The 2012 federal budget offers plenty of opportunities for the IT industry, for those who know where to look.
The ICT sector should receive an unexpected mini-boost from the budget announced by Treasurer Wayne Swan this week with up to $1 billion worth of projects peppered throughout the government's plans for the next four to seven years.
Among the biggest ticket items are $240.3 million over four years for systems to enable the National Disability Insurance Scheme (NDIS). According to budget documents, the system will "track and evaluate the operation of the first stage of the scheme and provide a platfrom for a national rollout".
An additional $233.7 million has been allocated to further the national e‑Health agenda, which is largely dependent on the rollout of the national broadband network (NBN), and the electronic patient record database – the Personally Controlled Electronic Health Record (PCEHR) system - due to launch in July. It comes on top of the $466.7 million investment which runs out in June.
In addition there are provisions for $467.1 million over seven years for SuperStream with $14.6 million in 2012-13, $58.7 million in total going to the Australian Taxation Office to improve superannuation payment processing, and for $68.5 million to add geo-coding to, and improve, company records on the Australian Business Register among others.
Kevin Noonan, research director with analyst firm Ovum, who attended the budget lockup for the first time this year, concluded there are plenty new opportunities to offset part of the ICT cuts announced in the November mini-budget.
Noonan said the Efficiency Dividend foreshadowed then to increase from 1.5 per cent to 4 per cent would still prevent federal government agencies from upgrading equipment and spending on current running costs, but the new budget allocations would go some way to provide them with funds for new projects that would in turn stimulate the ICT sector.
He said suppliers could sit behind the cuts and complain or go "follow the money" to realise nearly $1 billion worth of opportunities not previously foreshadowed.
"Broad estimates would put the size of IT project money at least equalling projects coming out of the 2011-12 Budget. That's a lot of money. Tax, health and welfare did particularly well, but there was a good smattering of money going to other agencies."
Nick Abrahams, partner with law firm Norton Rose, who advises government agencies and vendors on contracts, said the budget provided important opportunities through various projects but these were counter-balanced by the cuts, especially in Defence.
"The $5.6 billion general cut to Defence spending will have a noticeable impact on the IT industry, though the budget still includes $550 million for IT remediation activities across Defence," Abrahams said.

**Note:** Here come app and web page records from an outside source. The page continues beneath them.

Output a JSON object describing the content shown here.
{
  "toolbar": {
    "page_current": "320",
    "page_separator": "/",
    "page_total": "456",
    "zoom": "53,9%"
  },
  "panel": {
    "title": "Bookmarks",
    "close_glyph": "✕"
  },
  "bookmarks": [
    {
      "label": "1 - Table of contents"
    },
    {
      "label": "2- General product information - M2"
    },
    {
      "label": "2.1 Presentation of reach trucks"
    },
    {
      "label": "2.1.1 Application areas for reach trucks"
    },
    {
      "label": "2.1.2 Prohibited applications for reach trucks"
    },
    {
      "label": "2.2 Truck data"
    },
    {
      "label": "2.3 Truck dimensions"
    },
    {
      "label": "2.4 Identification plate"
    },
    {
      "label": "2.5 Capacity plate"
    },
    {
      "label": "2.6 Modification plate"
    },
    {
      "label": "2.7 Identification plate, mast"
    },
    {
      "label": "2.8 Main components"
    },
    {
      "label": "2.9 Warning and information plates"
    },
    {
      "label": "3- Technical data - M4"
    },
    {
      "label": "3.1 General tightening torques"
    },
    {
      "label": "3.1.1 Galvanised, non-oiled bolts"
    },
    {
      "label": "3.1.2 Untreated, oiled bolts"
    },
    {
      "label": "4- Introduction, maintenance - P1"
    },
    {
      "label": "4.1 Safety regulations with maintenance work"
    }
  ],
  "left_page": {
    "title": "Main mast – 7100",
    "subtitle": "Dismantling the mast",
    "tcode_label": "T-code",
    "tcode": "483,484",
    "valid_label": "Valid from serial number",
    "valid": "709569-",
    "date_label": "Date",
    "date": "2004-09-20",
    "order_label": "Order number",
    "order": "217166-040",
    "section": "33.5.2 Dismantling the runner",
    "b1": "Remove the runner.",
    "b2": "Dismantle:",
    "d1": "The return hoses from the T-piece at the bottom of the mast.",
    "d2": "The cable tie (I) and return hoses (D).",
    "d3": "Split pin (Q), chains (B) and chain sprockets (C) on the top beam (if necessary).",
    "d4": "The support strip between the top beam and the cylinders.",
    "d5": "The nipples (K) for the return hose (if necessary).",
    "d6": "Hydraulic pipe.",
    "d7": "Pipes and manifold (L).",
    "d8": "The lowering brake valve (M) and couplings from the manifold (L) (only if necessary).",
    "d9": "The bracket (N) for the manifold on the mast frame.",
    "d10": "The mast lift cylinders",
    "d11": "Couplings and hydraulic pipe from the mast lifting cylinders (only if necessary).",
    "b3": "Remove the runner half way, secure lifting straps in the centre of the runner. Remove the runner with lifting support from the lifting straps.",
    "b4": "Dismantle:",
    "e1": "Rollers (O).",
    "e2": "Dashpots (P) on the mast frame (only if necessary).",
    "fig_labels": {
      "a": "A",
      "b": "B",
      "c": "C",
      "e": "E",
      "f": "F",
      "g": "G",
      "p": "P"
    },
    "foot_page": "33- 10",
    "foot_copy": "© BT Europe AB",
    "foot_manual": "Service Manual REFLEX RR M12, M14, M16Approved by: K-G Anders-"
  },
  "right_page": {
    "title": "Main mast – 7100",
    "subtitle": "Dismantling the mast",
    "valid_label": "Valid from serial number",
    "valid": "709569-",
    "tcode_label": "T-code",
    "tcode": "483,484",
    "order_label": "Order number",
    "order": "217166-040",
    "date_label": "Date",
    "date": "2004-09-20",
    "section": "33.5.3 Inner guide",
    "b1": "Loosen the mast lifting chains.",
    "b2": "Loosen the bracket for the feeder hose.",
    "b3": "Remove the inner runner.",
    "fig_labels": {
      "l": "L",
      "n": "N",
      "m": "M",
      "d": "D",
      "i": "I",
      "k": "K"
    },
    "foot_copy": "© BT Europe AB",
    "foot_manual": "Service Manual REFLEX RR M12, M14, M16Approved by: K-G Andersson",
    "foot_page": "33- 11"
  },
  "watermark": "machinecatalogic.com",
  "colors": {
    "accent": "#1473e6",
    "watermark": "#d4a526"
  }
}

The Australian Information Industry Association (AIIA) welcomed the budget, in particular the measures to support the e-records database.
In a statement AIIA chief executive Suzanne Campbell said the continued funding of e-Health initiatives would better utilise the skills and knowledge of Australia's ICT industry.
She said AIIA members looked forward to continuing working closely with the Department of Health to implement the scheme and improve the efficiency of Australia's health system.
Among other "digital spending" measures shared among various government agencies, are $7.9 million to expand the SmartGate system at international airports; $82.4 million for the Australian Prudential Regulation Authority (APRA) to upgrade its ICT infrastructure and $11.7 million to extend the One Laptop per Child (OLPC) program to primary schools in rural and remote indigenous communities. It will afford more than 50,000 XO laptops along with associated training, development and support for teachers, children and their communities.
Rangan Srikhanta, CEO of OLPC Australia said: "In the digital age, we have a real opportunity to close the gap between advantaged and disadvantaged children in ways that were unimaginable less than 20 years ago. This funding will allow us to make significant progress toward the goal of achieving social equality in education for all Australian children."
Among the more intriguing initiatives is a $2.4 million provision for online remote access to national cultural institutions via virtual tours involving mobile robots. The allocation is made for the Department of Broadband, Communications and the Digital Economy and the CSIRO and counts on the NBN rollout. It comes under the heading "putting museums online for public access" and promises to allow users "to engage and interact with local visitors and tour guides" and receive "additional on-screen information to enhance their experience".